Abandoned as an infant high in the mountains of Colorado, James was taken in and raised by a family of marmots. They trained him in the art of satire, but warned him: ‘With great power comes great responsibility.’ He didn’t understand the truth of their words until his adopted rodent brother, Donald Trump’s hair, turned to the dark side.
James could only sit by and watch, helpless and appalled, as his evil brother meme’d his way to the White House. Forever changed by what he had seen, James fled to The Netherlands and vowed to always use his powers for good.
In the face of adversity, international students living at the Peizerweg hope to turn their temporary housing into a permanent home.
If the beginning of time was a few years ago, the RUG not having adequate housing for international students would be a tale as old as time.
It happens like this: the year begins with the opening of emergency housing facilities to deal with the completely unpredictable influx of students coming to Groningen to begin their studies, and after a few months those facilities close as the students who once inhabited them are sorted into their hovels.

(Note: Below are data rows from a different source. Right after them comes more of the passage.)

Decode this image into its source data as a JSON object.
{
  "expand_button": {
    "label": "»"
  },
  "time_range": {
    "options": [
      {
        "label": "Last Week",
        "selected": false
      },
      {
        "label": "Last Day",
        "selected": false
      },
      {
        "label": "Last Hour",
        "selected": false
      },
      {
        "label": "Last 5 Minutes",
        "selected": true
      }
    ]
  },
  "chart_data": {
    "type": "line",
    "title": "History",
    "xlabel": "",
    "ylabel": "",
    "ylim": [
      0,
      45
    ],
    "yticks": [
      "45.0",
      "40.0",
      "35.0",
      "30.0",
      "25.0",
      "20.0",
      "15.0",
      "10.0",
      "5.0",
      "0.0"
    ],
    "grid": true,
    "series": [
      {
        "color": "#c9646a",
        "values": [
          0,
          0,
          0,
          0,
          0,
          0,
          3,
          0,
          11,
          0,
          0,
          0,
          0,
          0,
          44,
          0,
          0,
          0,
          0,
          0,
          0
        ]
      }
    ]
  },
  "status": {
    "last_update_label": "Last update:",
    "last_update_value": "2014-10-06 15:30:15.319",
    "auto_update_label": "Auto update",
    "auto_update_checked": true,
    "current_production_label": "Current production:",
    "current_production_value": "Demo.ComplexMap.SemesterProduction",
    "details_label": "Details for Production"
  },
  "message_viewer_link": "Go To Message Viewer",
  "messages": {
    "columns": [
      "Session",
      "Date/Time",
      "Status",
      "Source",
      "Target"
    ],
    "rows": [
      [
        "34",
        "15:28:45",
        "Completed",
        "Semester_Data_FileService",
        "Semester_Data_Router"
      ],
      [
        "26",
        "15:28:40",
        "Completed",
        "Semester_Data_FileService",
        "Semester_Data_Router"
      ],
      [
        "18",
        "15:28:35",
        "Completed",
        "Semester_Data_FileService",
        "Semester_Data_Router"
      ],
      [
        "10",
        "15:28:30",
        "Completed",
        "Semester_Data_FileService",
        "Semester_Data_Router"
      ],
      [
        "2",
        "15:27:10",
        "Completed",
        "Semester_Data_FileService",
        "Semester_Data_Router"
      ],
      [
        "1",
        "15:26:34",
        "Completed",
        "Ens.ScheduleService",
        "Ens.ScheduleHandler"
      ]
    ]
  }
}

That’s how it’s always been, and many say that’s how it should be, but this year, students at the Peizerweg are trying to change how the story ends.
‘We’re hoping to work out a deal with the administration’, said one student. ‘We know the building is needed for exams, but we think there’s enough room here for both desks and beds, plus we promise to be quiet.’
The general sentiment is that even if the temporary housing is a bit suboptimal, it’s preferable to navigating a real estate market that’s often actively hostile to international students.
‘I went to look at an apartment the other day’, said another student. ‘When the landlord found out I was an international he wouldn’t rent the place to me unless I swore loyalty to the Dutch King! Another time, a friend of mine noticed they’d added a ‘only allowed to eat Dutch food’ clause to her contract.’